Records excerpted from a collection
------------------------------------------------------------
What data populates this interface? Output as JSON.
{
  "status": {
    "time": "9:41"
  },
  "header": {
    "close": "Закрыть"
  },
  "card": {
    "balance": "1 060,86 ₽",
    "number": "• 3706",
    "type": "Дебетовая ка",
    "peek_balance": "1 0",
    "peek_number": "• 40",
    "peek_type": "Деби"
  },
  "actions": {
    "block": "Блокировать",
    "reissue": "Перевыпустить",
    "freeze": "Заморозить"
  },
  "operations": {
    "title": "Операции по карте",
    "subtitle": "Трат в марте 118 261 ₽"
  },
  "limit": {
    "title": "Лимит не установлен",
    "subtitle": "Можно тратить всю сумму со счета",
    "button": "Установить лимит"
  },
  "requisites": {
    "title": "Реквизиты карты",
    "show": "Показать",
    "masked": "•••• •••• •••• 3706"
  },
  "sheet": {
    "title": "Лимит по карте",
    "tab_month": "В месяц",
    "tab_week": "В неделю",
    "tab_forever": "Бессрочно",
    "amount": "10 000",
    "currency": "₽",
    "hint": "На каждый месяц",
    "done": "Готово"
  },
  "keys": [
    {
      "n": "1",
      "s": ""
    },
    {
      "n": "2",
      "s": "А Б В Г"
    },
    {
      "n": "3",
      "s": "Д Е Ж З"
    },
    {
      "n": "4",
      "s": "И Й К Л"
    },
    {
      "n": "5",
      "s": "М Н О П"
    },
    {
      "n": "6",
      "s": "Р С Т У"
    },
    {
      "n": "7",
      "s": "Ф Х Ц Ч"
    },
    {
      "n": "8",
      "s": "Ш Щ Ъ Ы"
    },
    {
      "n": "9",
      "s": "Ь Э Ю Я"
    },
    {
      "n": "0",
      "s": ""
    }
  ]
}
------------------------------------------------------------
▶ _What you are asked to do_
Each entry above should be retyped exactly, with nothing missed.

▶ _Solution for this exercise_
What data populates this interface? Output as JSON.
{
  "status": {
    "time": "9:41"
  },
  "header": {
    "close": "Закрыть"
  },
  "card": {
    "balance": "1 060,86 ₽",
    "number": "• 3706",
    "type": "Дебетовая ка",
    "peek_balance": "1 0",
    "peek_number": "• 40",
    "peek_type": "Деби"
  },
  "actions": {
    "block": "Блокировать",
    "reissue": "Перевыпустить",
    "freeze": "Заморозить"
  },
  "operations": {
    "title": "Операции по карте",
    "subtitle": "Трат в марте 118 261 ₽"
  },
  "limit": {
    "title": "Лимит не установлен",
    "subtitle": "Можно тратить всю сумму со счета",
    "button": "Установить лимит"
  },
  "requisites": {
    "title": "Реквизиты карты",
    "show": "Показать",
    "masked": "•••• •••• •••• 3706"
  },
  "sheet": {
    "title": "Лимит по карте",
    "tab_month": "В месяц",
    "tab_week": "В неделю",
    "tab_forever": "Бессрочно",
    "amount": "10 000",
    "currency": "₽",
    "hint": "На каждый месяц",
    "done": "Готово"
  },
  "keys": [
    {
      "n": "1",
      "s": ""
    },
    {
      "n": "2",
      "s": "А Б В Г"
    },
    {
      "n": "3",
      "s": "Д Е Ж З"
    },
    {
      "n": "4",
      "s": "И Й К Л"
    },
    {
      "n": "5",
      "s": "М Н О П"
    },
    {
      "n": "6",
      "s": "Р С Т У"
    },
    {
      "n": "7",
      "s": "Ф Х Ц Ч"
    },
    {
      "n": "8",
      "s": "Ш Щ Ъ Ы"
    },
    {
      "n": "9",
      "s": "Ь Э Ю Я"
    },
    {
      "n": "0",
      "s": ""
    }
  ]
}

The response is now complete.